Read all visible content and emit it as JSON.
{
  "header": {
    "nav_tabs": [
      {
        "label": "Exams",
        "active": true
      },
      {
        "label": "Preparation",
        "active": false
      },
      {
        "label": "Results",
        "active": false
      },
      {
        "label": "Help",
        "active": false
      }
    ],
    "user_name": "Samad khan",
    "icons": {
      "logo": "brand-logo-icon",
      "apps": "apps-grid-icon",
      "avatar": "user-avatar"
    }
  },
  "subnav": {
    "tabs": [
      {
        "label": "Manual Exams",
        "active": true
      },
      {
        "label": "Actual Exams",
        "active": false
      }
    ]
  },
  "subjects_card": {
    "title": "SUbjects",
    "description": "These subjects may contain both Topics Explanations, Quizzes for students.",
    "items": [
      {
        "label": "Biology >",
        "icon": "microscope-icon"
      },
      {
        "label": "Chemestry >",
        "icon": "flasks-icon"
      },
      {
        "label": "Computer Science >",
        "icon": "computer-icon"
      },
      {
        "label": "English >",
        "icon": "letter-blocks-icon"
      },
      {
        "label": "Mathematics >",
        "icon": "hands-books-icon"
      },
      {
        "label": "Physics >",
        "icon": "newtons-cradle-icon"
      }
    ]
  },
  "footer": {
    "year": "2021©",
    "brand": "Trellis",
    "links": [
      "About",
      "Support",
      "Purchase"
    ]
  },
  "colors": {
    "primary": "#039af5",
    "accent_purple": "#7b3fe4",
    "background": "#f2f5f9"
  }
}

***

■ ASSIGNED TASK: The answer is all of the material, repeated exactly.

■ WRITTEN RESPONSE:
Read all visible content and emit it as JSON.
{
  "header": {
    "nav_tabs": [
      {
        "label": "Exams",
        "active": true
      },
      {
        "label": "Preparation",
        "active": false
      },
      {
        "label": "Results",
        "active": false
      },
      {
        "label": "Help",
        "active": false
      }
    ],
    "user_name": "Samad khan",
    "icons": {
      "logo": "brand-logo-icon",
      "apps": "apps-grid-icon",
      "avatar": "user-avatar"
    }
  },
  "subnav": {
    "tabs": [
      {
        "label": "Manual Exams",
        "active": true
      },
      {
        "label": "Actual Exams",
        "active": false
      }
    ]
  },
  "subjects_card": {
    "title": "SUbjects",
    "description": "These subjects may contain both Topics Explanations, Quizzes for students.",
    "items": [
      {
        "label": "Biology >",
        "icon": "microscope-icon"
      },
      {
        "label": "Chemestry >",
        "icon": "flasks-icon"
      },
      {
        "label": "Computer Science >",
        "icon": "computer-icon"
      },
      {
        "label": "English >",
        "icon": "letter-blocks-icon"
      },
      {
        "label": "Mathematics >",
        "icon": "hands-books-icon"
      },
      {
        "label": "Physics >",
        "icon": "newtons-cradle-icon"
      }
    ]
  },
  "footer": {
    "year": "2021©",
    "brand": "Trellis",
    "links": [
      "About",
      "Support",
      "Purchase"
    ]
  },
  "colors": {
    "primary": "#039af5",
    "accent_purple": "#7b3fe4",
    "background": "#f2f5f9"
  }
}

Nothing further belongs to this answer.